However, despite nearly 100 years of intense interest in this glycopolymer, many significant structural features of GAC have gone unrecognized. The study of GAC has been limited by the absence of gentle, yet efficient, methods for release of undegraded polysaccharide from the cell wall. This story started in 2017 when we discovered that if GAC is released from cell wall by gentle enzymatic digestion, instead of harsher chemical methods, the glycan contains previously overlooked glycerol phosphate modifications, which provide negative charges to the polysaccharides (the resulting paper Edgar et al. 2019 @nchembio). This observation inspired our search for chemical methods for the gentle release of GAC from cell wall with the idea that such extraction methods would produce GAC preparations suitable for vaccine development.
We were aware that, like wall teichoic acid (WTA) polymers from Gram-positive bacteria, GAC is presumed to be attached to peptidoglycan via a phosphodiester bond. Because the phosphodiester bond connecting N-acetyl glucosamine (GlcNAc) of WTA to peptidoglycan is exquisitely acid labile, we surveyed various mild acid treatments of S. pyogenes cell wall. To our great surprise, we found that GAC is very resistant to acid hydrolysis. After further investigation, we discovered that if S. pyogenes cell wall is chemically N-acetylated, GAC is efficiently released from cell wall by mild acid suggesting that the unexpected resistance of the GAC-peptidoglycan bond to acid hydrolysis was due to the presence of an N-unacetylated glucosamine phosphodiester in the linkage unit, rather than the anticipated GlcNAc phosphodiester. In collaboration with Dr. Göran Widmalm and colleagues (Stockholm University), leading experts in NMR analysis of bacterial polysaccharides, we confirmed this hypothesis. This finding sparked the idea that S. pyogenes must express an enzyme responsible for the removal of the N-acetyl group from the GAC linkage GlcNAc residue. Genome analysis and a literature search pointed to a gene, pdi (re-named pplD), encoding a putative GlcNAc deacetylase in the genomes of many streptococci expressing rhamnopolysaccharides. Our chemical method for GAC release from cell wall became a very useful method to establish the role of PplD in de-acetylation of the rhamnopolysaccharide-peptidoglycan linker in S. pyogenes and other streptococcal species.

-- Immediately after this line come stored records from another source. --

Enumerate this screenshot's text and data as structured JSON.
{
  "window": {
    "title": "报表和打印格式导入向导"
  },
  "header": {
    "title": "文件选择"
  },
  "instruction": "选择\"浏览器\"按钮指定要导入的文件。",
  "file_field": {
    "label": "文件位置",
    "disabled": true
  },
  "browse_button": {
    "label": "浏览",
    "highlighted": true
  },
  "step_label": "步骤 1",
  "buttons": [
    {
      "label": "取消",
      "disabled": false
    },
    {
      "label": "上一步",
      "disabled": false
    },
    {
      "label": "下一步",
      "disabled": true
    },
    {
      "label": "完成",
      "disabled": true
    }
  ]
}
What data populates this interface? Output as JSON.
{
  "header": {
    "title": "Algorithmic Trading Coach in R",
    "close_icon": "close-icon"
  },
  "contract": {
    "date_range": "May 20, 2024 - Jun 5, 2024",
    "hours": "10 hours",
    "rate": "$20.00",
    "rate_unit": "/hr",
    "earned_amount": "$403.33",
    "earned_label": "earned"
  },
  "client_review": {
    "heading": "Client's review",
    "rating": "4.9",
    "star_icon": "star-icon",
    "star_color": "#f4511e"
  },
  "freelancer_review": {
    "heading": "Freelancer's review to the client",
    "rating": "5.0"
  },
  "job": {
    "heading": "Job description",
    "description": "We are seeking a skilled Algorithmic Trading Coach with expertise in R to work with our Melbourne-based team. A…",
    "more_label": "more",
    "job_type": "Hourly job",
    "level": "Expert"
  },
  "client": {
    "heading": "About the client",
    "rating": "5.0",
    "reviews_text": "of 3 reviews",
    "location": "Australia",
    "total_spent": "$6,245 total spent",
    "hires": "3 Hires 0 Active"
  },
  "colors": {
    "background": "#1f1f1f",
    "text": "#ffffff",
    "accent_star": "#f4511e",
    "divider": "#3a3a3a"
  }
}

The crystal structure of PplD confirmed this hypothesis and led to the identification of the critically important amino acids residues in the active site of PplD.
How does deacetylation of the rhamnopolysaccharide linkage GlcNAc benefit individual streptococci? It is not yet completely clear. GAC is an important determinant of viability and virulence in S. pyogenes, and our study shows that PplD promotes resistance to cationic antimicrobial proteins produced by host. Furthermore, we found that deacetylation of the GlcNAc linkage residue makes the rhamnopolysaccharide-peptidoglycan bond extremely sensitive to acidified nitrite. It raises the question of whether naturally occurring salivary nitrite, in the presence of lactic and acetic acid produced by bacterial fermentation, might affect rhamnopolysaccharides expressed by streptococci colonizing various oral niches. Although extensive further investigation will be required to address these potential questions, the unexpected discovery of this modification of GAC constitutes an exciting direction for new research initiatives and provides a platform for developing efficient methods of extraction and conjugation of GAC for the production of a vaccine against S. pyogenes.
This work was made possible by contributions from our collaborators Alessandro Ruda, Michael Federle, Jennifer Chang, Artemis Gogos, Gérard Lambeau and Konstantin Korotkov.